Dr Bartley agrees. “If you look at any political movement, whether its the the Bolsheviks or the Labour party, it is often led by the middle class, and the members are often working class. The Suffragettes were largely no different. That was incredibly important and shouldn’t be overlooked, because how does an organisation continue without a vast membership? Certainly, at grassroots level and local levels you see the movement has a very heterogenous composition.”

The suffragettes did have working class women in their leadership: most notably Annie and Jessie Kenney, activists from a poor family in Oldham. Annie was the only working class woman to become part of the senior hierarchy of the Women's Social and Political Union, becoming deputy in 1912. “She did play a huge role in the Suffragette campaign,” Bartley says.

Annie Kenney in 1909

The story of Annie Kenney is also interesting when discussing diversity, as she seems to have been involved in several lesbian relationships within the movement. Although she eventually married a man after women won the vote, in the activist Mary Blathwayt’s diary she “appears frequently and with different women”, according to Professor Martin Pugh. “Mary writes matter-of-fact lines such as, ‘Annie slept with someone else again last night,’ or ‘There was someone else in Annie's bed this morning.’” Pugh's research shows that her name can now be linked to up to ten other suffragettes.

There are many other suggestions of gay relationships within the movement, including Mary Blathwayt herself, Christabel Pankhurst, and Dame Ethel Smythe. “Dame Ethel had realised early on in life that she loved women, not men, and was fairly bold about things,” Pugh adds.

Composer and activist Dame Ethel Smyth
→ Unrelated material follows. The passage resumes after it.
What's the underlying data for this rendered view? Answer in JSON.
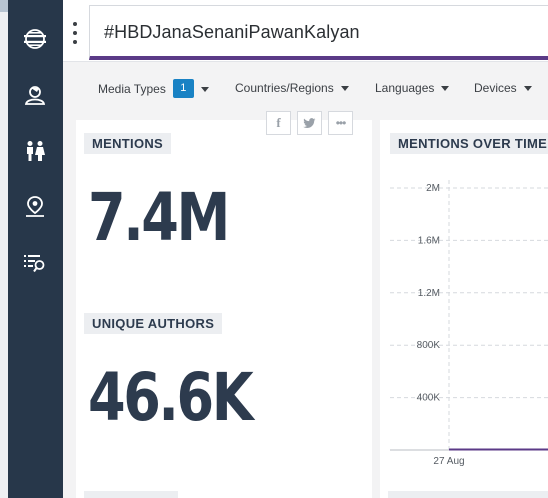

As Anand points out, Suffragette does not claim to be a comprehensive exploration of every activist who falls under that broad term, but instead “revolves around one working class woman’s story”. Ultimately, it is unsurprising that full detail and nuance of a mass movement has been lost in the transition to the big screen.

Anna Leszkiewicz is the New Statesman's editorial assistant.